When I went to chat with him I learned that he was a caretaker type person of the local evangelical church. I talked my way into a covered camping spot and set up camp before helping him pull some trussed columns out of the ground.

When his wife and mother in law arrived they were quick to set off again to make up a feast for me for dinner. They laid out pasta and potato salads, juice, coffee, bread, chocolate and a plethora of other great options to ensure that I felt strong again after the climb.



I told them I had a bit of a headache and one of the ladies quickly ran off to fetch me a full bulb of garlic for the road. She spent the next hour telling me how it would cure every ailment I could possibly think of, excepting garlic breath I guess. I was happy. They opened the church for me to sleep in when the wind picked up and woke me the next morning to feed me more before we said our goodbyes and I set off north for Bolivia.

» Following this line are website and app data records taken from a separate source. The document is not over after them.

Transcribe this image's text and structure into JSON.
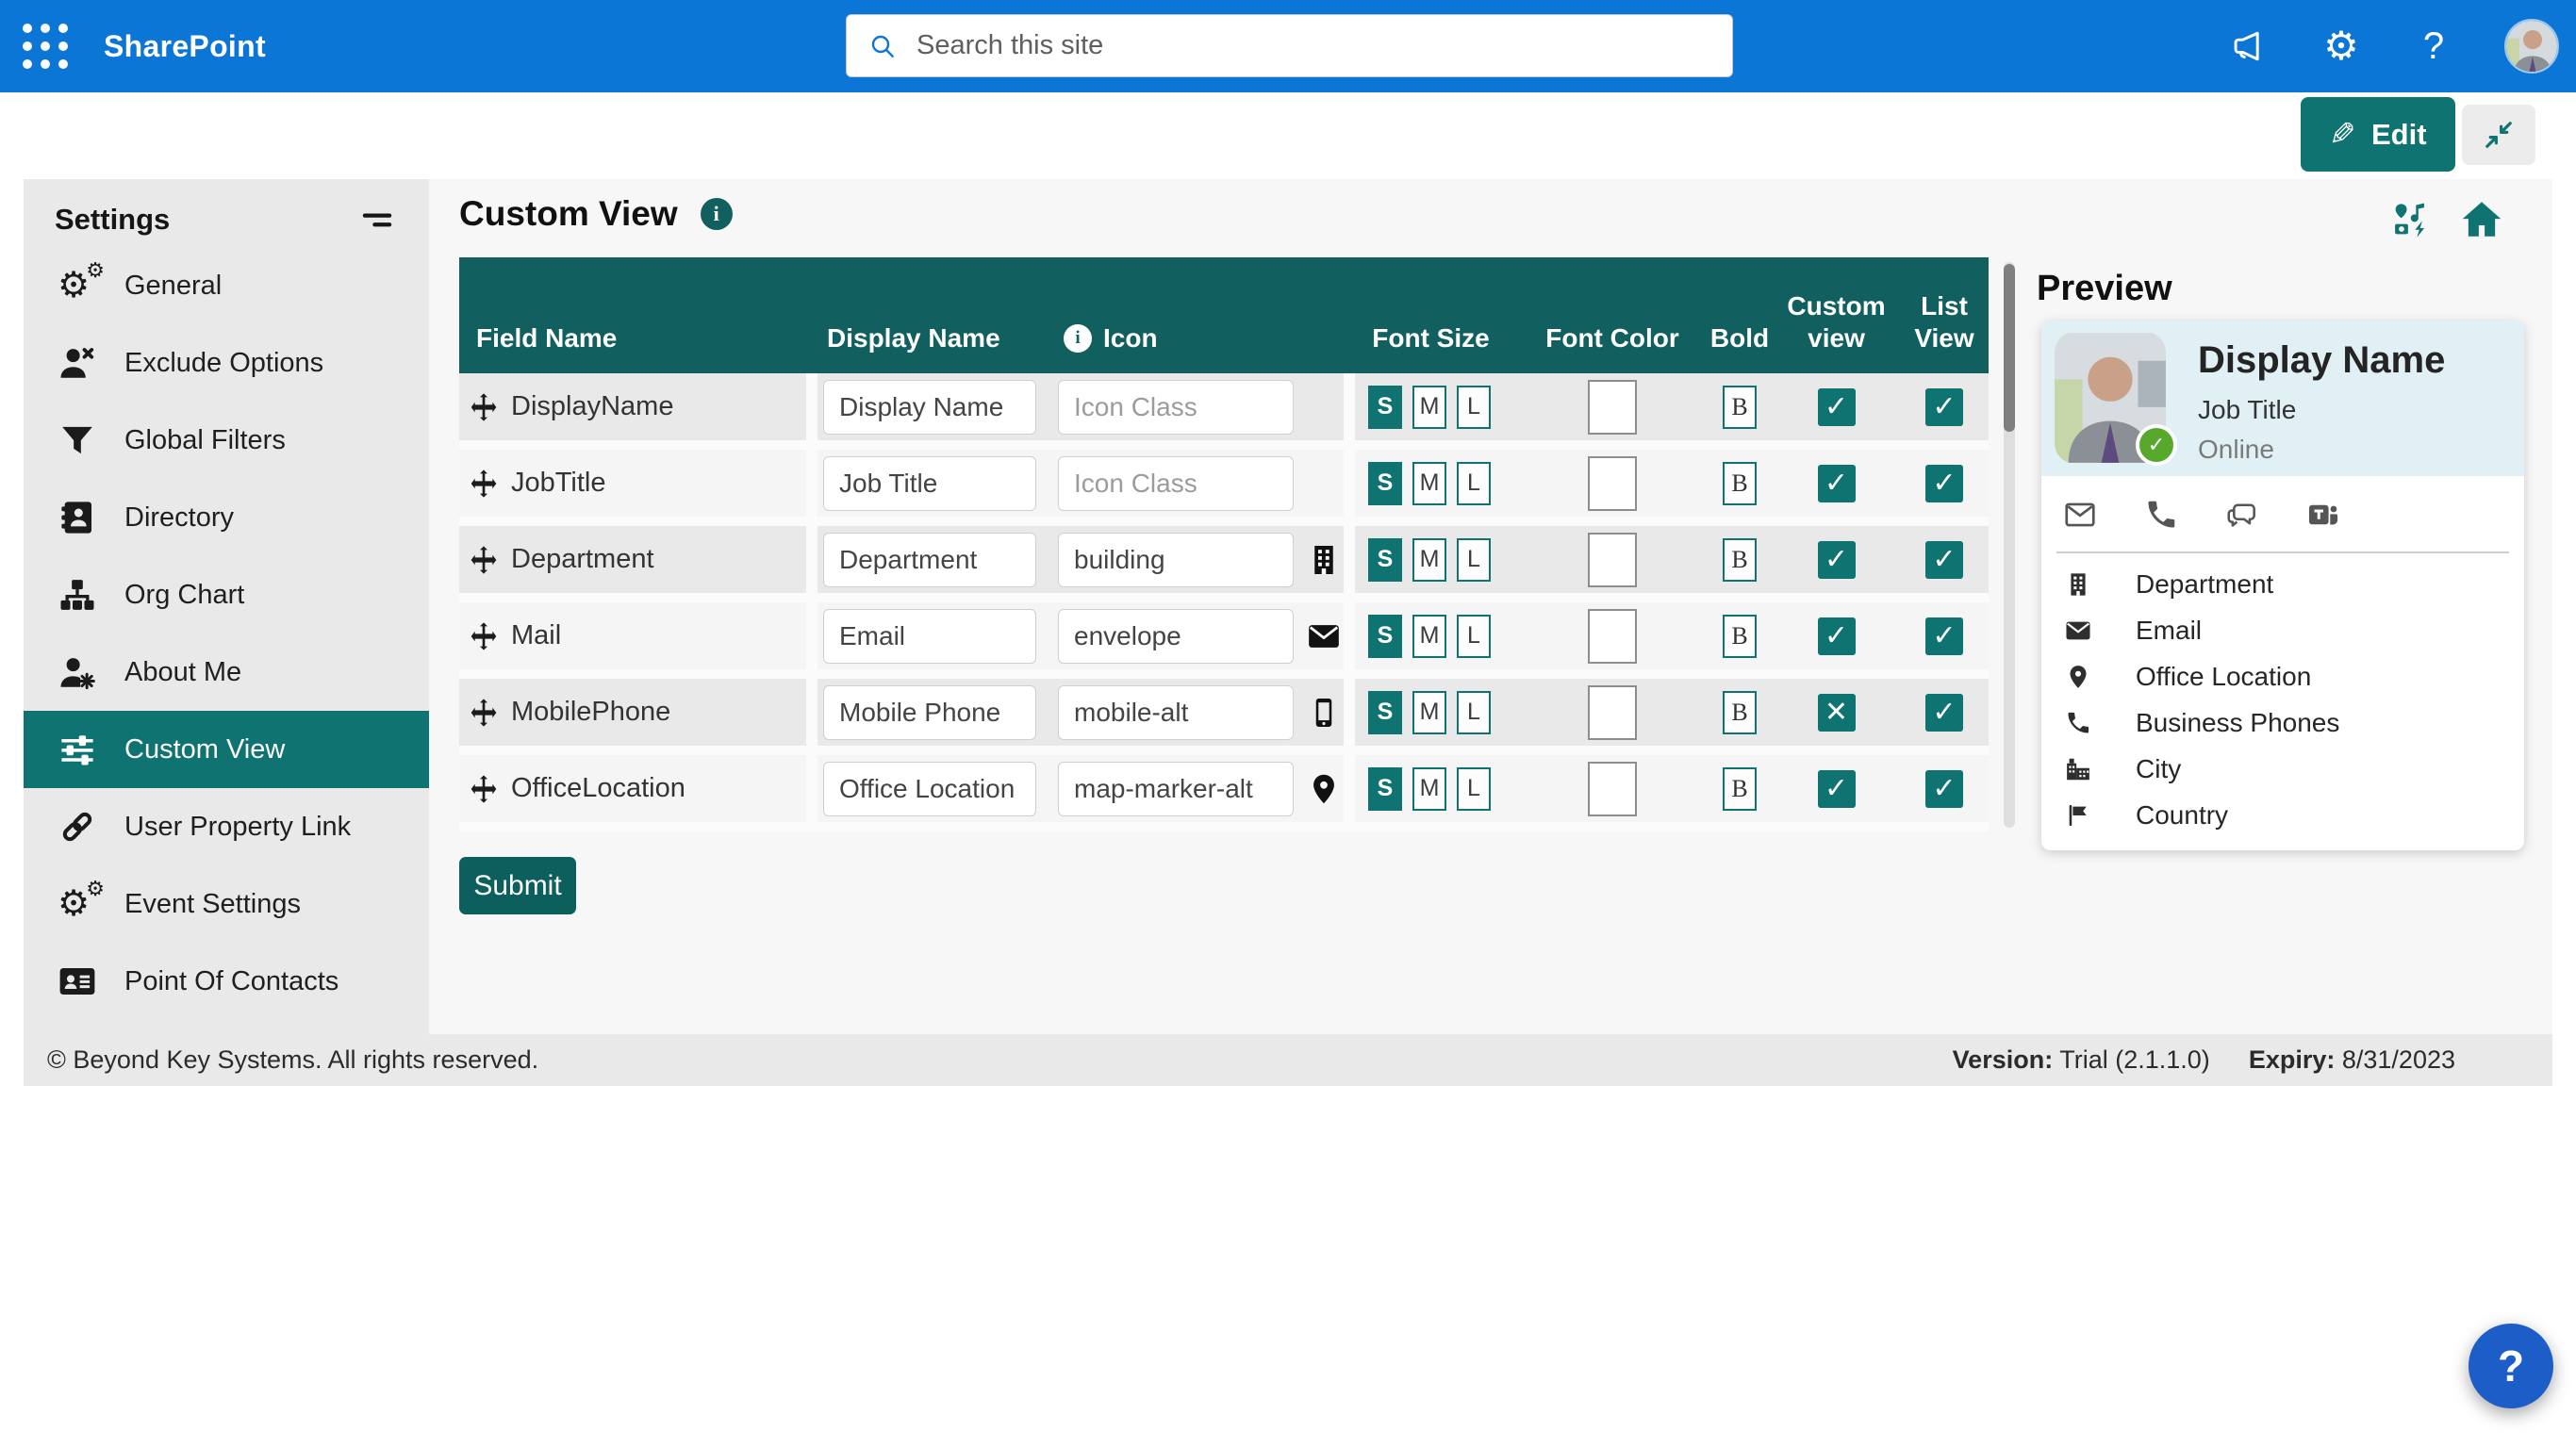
{
  "colors": {
    "brand_blue": "#0b76d6",
    "teal_dark": "#11605f",
    "teal": "#0e7371",
    "submit_teal": "#0d5f5e",
    "fab_blue": "#1c5dc8",
    "presence_green": "#57a82c",
    "sidebar_bg": "#e9e9e9",
    "content_bg": "#f7f7f7"
  },
  "topbar": {
    "app_name": "SharePoint",
    "search_placeholder": "Search this site",
    "icons": [
      "waffle-icon",
      "megaphone-icon",
      "settings-gear-icon",
      "help-icon",
      "user-avatar"
    ]
  },
  "toolbar": {
    "edit_label": "Edit",
    "icons": [
      "pencil-icon",
      "collapse-icon"
    ]
  },
  "sidebar": {
    "title": "Settings",
    "items": [
      {
        "icon": "gears-icon",
        "label": "General",
        "selected": false
      },
      {
        "icon": "user-x-icon",
        "label": "Exclude Options",
        "selected": false
      },
      {
        "icon": "filter-icon",
        "label": "Global Filters",
        "selected": false
      },
      {
        "icon": "address-book-icon",
        "label": "Directory",
        "selected": false
      },
      {
        "icon": "org-chart-icon",
        "label": "Org Chart",
        "selected": false
      },
      {
        "icon": "user-gear-icon",
        "label": "About Me",
        "selected": false
      },
      {
        "icon": "sliders-icon",
        "label": "Custom View",
        "selected": true
      },
      {
        "icon": "link-icon",
        "label": "User Property Link",
        "selected": false
      },
      {
        "icon": "gears-icon",
        "label": "Event Settings",
        "selected": false
      },
      {
        "icon": "id-card-icon",
        "label": "Point Of Contacts",
        "selected": false
      }
    ]
  },
  "page": {
    "title": "Custom View",
    "header_icons": [
      "icon-set-icon",
      "home-icon"
    ]
  },
  "table": {
    "columns": [
      "Field Name",
      "Display Name",
      "Icon",
      "Font Size",
      "Font Color",
      "Bold",
      "Custom view",
      "List View"
    ],
    "info_glyph": "i",
    "sizes": [
      "S",
      "M",
      "L"
    ],
    "selected_size": "S",
    "bold_label": "B",
    "font_color": "#000000",
    "icon_placeholder": "Icon Class",
    "submit_label": "Submit",
    "rows": [
      {
        "field": "DisplayName",
        "display_name": "Display Name",
        "icon_class": "",
        "icon": "",
        "custom_view": "✓",
        "list_view": "✓"
      },
      {
        "field": "JobTitle",
        "display_name": "Job Title",
        "icon_class": "",
        "icon": "",
        "custom_view": "✓",
        "list_view": "✓"
      },
      {
        "field": "Department",
        "display_name": "Department",
        "icon_class": "building",
        "icon": "building-icon",
        "custom_view": "✓",
        "list_view": "✓"
      },
      {
        "field": "Mail",
        "display_name": "Email",
        "icon_class": "envelope",
        "icon": "envelope-icon",
        "custom_view": "✓",
        "list_view": "✓"
      },
      {
        "field": "MobilePhone",
        "display_name": "Mobile Phone",
        "icon_class": "mobile-alt",
        "icon": "mobile-icon",
        "custom_view": "✕",
        "list_view": "✓"
      },
      {
        "field": "OfficeLocation",
        "display_name": "Office Location",
        "icon_class": "map-marker-alt",
        "icon": "map-marker-icon",
        "custom_view": "✓",
        "list_view": "✓"
      }
    ]
  },
  "preview": {
    "title": "Preview",
    "card": {
      "display_name": "Display Name",
      "job_title": "Job Title",
      "presence": "Online"
    },
    "actions": [
      "mail-icon",
      "phone-icon",
      "chat-icon",
      "teams-icon"
    ],
    "fields": [
      {
        "icon": "building-icon",
        "label": "Department"
      },
      {
        "icon": "envelope-icon",
        "label": "Email"
      },
      {
        "icon": "map-marker-icon",
        "label": "Office Location"
      },
      {
        "icon": "phone-icon",
        "label": "Business Phones"
      },
      {
        "icon": "city-icon",
        "label": "City"
      },
      {
        "icon": "flag-icon",
        "label": "Country"
      }
    ]
  },
  "footer": {
    "copyright": "© Beyond Key Systems. All rights reserved.",
    "version_label": "Version:",
    "version": "Trial (2.1.1.0)",
    "expiry_label": "Expiry:",
    "expiry": "8/31/2023"
  },
  "fab": {
    "label": "?"
  }
}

  1. The incredible scenery and wonderful people you are meeting are making this a truly memorable adventure. I thought you might go across to Iguazu, it’s worth it. They make Niagara Falls look like a leaky toilet, or so I was advised by an American couple when I was there. Love Jenny xx

    • I thought about it Jenny but the ride across is a long flat one and I wanted to stay in the mountains. It’s very beautiful here in Bolivia but the riding is the hardest I’ve ever done, making about 30km or less a day in places. Should be in la paz in 6 weeks or so where I’ll relax for a while!

  2. Jesse
    Following 30 days of no rain and temperatures in the high 20s and 30s, we finally got rain. Its starting to be autumn here in Sydney. That means a light blanket at night – the doona is near but not until after Easter or late April. The sun is shining and its about 26!
    I do hope that you experience an interesting easter in South America – a mix of christian and pagan followings.

    • Weather sounds Topsy turvy over there. Here in Bolivia is cold, the altitude is doing is thing. I’ve been waking up with frozen water bottles but my sleeping bag is more than comfortable, haven’t had to zip it up yet!

Leave a Reply